Demographers and social scientists in India have paid little attention to female headed households that constituted roughly eight percent in 1981 and rose to a little over ten percent of the total households in 2001. In 1981, among the major states, Kerala had 19.4 percent of female headed households while Himachal Pradesh had 16.3 percent of such households. In 2001 the proportion of female headed households in Kerala increased to 22.6 percent and to 17.9 percent in Himachal Pradesh. What then has been the cause of this substantial rise and what would be the differential in male and female headed households if examined by age.
Female Headship – state wise
A study of pan India’s female headed households through the 2001 census throws up three iconic examples of Kerala, Himachal Pradesh, and Uttarakhand that are well above the national average of 10.4 percent. Again, among the smaller states, Goa, Manipur, Meghalaya, Mizoram and Nagaland, feature higher on the female headship count. In contrast, this proportion was substantially low in Bihar, Gujarat, Haryana, Jammu and Kashmir, Jharkhand, Madhya Pradesh, Rajasthan and Uttar Pradesh.
A suitable reason for Kerala’s higher proportion is the significant emigration of its male population to gulf countries and the practice of matrilineal kinship system, especially among the Nairs. Similarly, Himachal and Uttarakhand, the two hill states, send a large number of its males to the plains to eke out a living, leaving their women, children and older people behind. In such situations women acquire the status of household heads. The north eastern states however have established matrilineal societies where females are normally the household heads.
As for the states of heartland India, Bihar, Gujarat, Haryana, Jammu and Kashmir, Rajasthan and Uttar Pradesh, the strong patrilineal system and their general disregard for women, translates into fewer households being headed by them. Only and only if there is no male member of an appropriate age to occupy the place does a woman take charge. Slight rural and urban differentials may be noted in female headship rates – being marginally higher in urban areas.
Female Headship – Age wise
Young women, less than 20 years, seem to run independent lives as they form the modal group in female headship in India. In urban areas there are two
categories, one ‘less than 20 years’ and the other ‘70-79 years’ age group that occupy prime spots. Female household head above 60 years are likely to be widowed and presumably living alone. But a high proportion of young women heading households probably show that India is shaping up as an empowered state where unmarried women live separately.
Female Headship – Marital Status
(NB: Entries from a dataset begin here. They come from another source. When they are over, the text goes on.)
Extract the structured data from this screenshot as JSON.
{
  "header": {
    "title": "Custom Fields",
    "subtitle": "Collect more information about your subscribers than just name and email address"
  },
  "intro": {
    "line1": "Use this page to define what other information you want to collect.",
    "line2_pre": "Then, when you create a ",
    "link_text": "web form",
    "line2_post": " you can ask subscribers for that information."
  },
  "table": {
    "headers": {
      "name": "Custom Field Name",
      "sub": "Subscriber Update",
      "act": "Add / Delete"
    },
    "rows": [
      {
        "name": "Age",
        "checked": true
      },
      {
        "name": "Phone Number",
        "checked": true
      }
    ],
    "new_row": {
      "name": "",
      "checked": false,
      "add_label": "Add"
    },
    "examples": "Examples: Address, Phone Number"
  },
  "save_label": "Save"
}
It is an obvious societal norm among currently married males to head their households, as we inadvertently assume that a husband has a predisposition to run his household efficiently. It is thus not worth reporting that more than 95 percent of young males between 30 to 49 years age group are household heads. Where female headship is concerned it is found more prominently among widowed females. Among young women, who are yet to be married, the proportion of household heads is as high as 84 percent. A pattern that is echoed in both rural and urban areas, this high proportion of headship rate for persons below 20 years implies that these are mostly single member households.
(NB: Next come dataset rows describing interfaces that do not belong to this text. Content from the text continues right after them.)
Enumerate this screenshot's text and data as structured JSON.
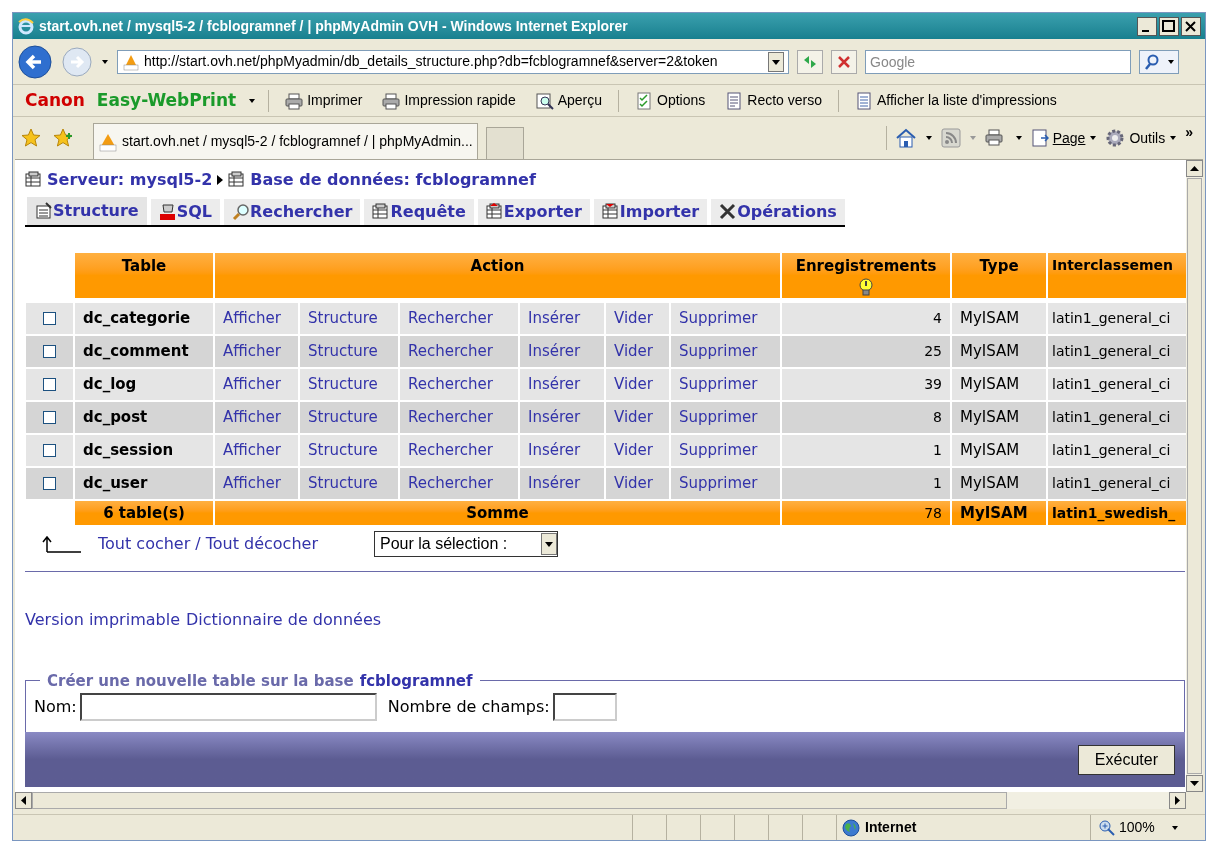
{
  "window": {
    "title": "start.ovh.net / mysql5-2 / fcblogramnef / | phpMyAdmin OVH - Windows Internet Explorer"
  },
  "address_bar": {
    "url": "http://start.ovh.net/phpMyadmin/db_details_structure.php?db=fcblogramnef&server=2&token"
  },
  "search": {
    "placeholder": "Google"
  },
  "print_toolbar": {
    "brand": "Canon",
    "product": "Easy-WebPrint",
    "buttons": [
      "Imprimer",
      "Impression rapide",
      "Aperçu",
      "Options",
      "Recto verso",
      "Afficher la liste d'impressions"
    ]
  },
  "browser_tabs": [
    {
      "label": "start.ovh.net / mysql5-2 / fcblogramnef / | phpMyAdmin...",
      "selected": true
    }
  ],
  "command_bar": {
    "page": "Page",
    "tools": "Outils",
    "more": "»"
  },
  "breadcrumb": {
    "server": "Serveur: mysql5-2",
    "database": "Base de données: fcblogramnef"
  },
  "pma_tabs": [
    {
      "label": "Structure",
      "selected": true
    },
    {
      "label": "SQL",
      "selected": false
    },
    {
      "label": "Rechercher",
      "selected": false
    },
    {
      "label": "Requête",
      "selected": false
    },
    {
      "label": "Exporter",
      "selected": false
    },
    {
      "label": "Importer",
      "selected": false
    },
    {
      "label": "Opérations",
      "selected": false
    }
  ],
  "table": {
    "columns": [
      "Table",
      "Action",
      "Enregistrements",
      "Type",
      "Interclassemen"
    ],
    "rows": [
      {
        "checked": false,
        "name": "dc_categorie",
        "actions": [
          "Afficher",
          "Structure",
          "Rechercher",
          "Insérer",
          "Vider",
          "Supprimer"
        ],
        "records": "4",
        "type": "MyISAM",
        "collation": "latin1_general_ci"
      },
      {
        "checked": false,
        "name": "dc_comment",
        "actions": [
          "Afficher",
          "Structure",
          "Rechercher",
          "Insérer",
          "Vider",
          "Supprimer"
        ],
        "records": "25",
        "type": "MyISAM",
        "collation": "latin1_general_ci"
      },
      {
        "checked": false,
        "name": "dc_log",
        "actions": [
          "Afficher",
          "Structure",
          "Rechercher",
          "Insérer",
          "Vider",
          "Supprimer"
        ],
        "records": "39",
        "type": "MyISAM",
        "collation": "latin1_general_ci"
      },
      {
        "checked": false,
        "name": "dc_post",
        "actions": [
          "Afficher",
          "Structure",
          "Rechercher",
          "Insérer",
          "Vider",
          "Supprimer"
        ],
        "records": "8",
        "type": "MyISAM",
        "collation": "latin1_general_ci"
      },
      {
        "checked": false,
        "name": "dc_session",
        "actions": [
          "Afficher",
          "Structure",
          "Rechercher",
          "Insérer",
          "Vider",
          "Supprimer"
        ],
        "records": "1",
        "type": "MyISAM",
        "collation": "latin1_general_ci"
      },
      {
        "checked": false,
        "name": "dc_user",
        "actions": [
          "Afficher",
          "Structure",
          "Rechercher",
          "Insérer",
          "Vider",
          "Supprimer"
        ],
        "records": "1",
        "type": "MyISAM",
        "collation": "latin1_general_ci"
      }
    ],
    "footer": {
      "count": "6 table(s)",
      "label": "Somme",
      "records": "78",
      "type": "MyISAM",
      "collation": "latin1_swedish_"
    }
  },
  "selection": {
    "check_all": "Tout cocher",
    "separator": "/",
    "uncheck_all": "Tout décocher",
    "select_value": "Pour la sélection :"
  },
  "links": [
    "Version imprimable",
    "Dictionnaire de données"
  ],
  "create_table": {
    "legend": "Créer une nouvelle table sur la base",
    "database": "fcblogramnef",
    "name_label": "Nom:",
    "fields_label": "Nombre de champs:",
    "button": "Exécuter"
  },
  "status_bar": {
    "zone": "Internet",
    "zoom": "100%"
  }
}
Records of 61st Round (July 2004 to June 2005), National Sample Survey (NSS) and National Family Health Survey (NFHS) III, closely corroborate with the 2001 Census data, indicating a similar rise of women headed households, resting around 11 percent on both counts. But, the underlying reason needs vindication. Although it is a fact that the number of women white collared job holders are rapidly rising, it is not the job alone, but the ease of mobility and an increasing sense of confidence that women today are finding homes away from their usual place of residence. They are thus sole hands wherever they go and consequently feature as female headship in the data enumeration process. On the downside however is the desolation of widows. With an increasing wave of consumerism rapidly eroding age old values – the propensity to consume necessarily focusing on pulling in of all productive familial resources, widows are left outside. Considered a burden, increasingly turned away from homes; old women find themselves alone in their last tenure on earth. And census records reflect their growing number as women headed households.
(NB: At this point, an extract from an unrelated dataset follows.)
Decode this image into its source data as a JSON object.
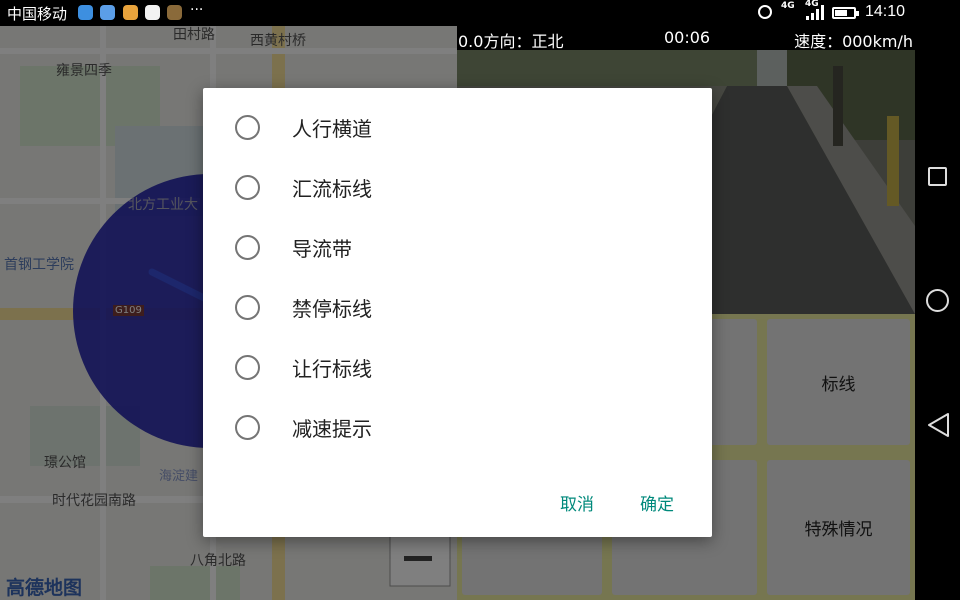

The proportion of female headship has been comparatively high in certain states – emigration and out migration is likely to explain a large part of the phenomenon but we still need to find reasons for a high proportion of female headed households in other southern states. We may conjecture that women are more empowered in southern states yet this needs substantiation through data.
We work within certain inherent limitations. Full length monographs and tabulations of district and block level data are needed to establish linkages conclusively. Even sometimes that may not prove to be enough, as the enumerators posing questions may not have been sensitised to procure the correct answers. Census data in most cases, do not reflect intricate underlying understanding of social change; it only presents a broad overall pattern, that provides a direction to policy makers and researchers.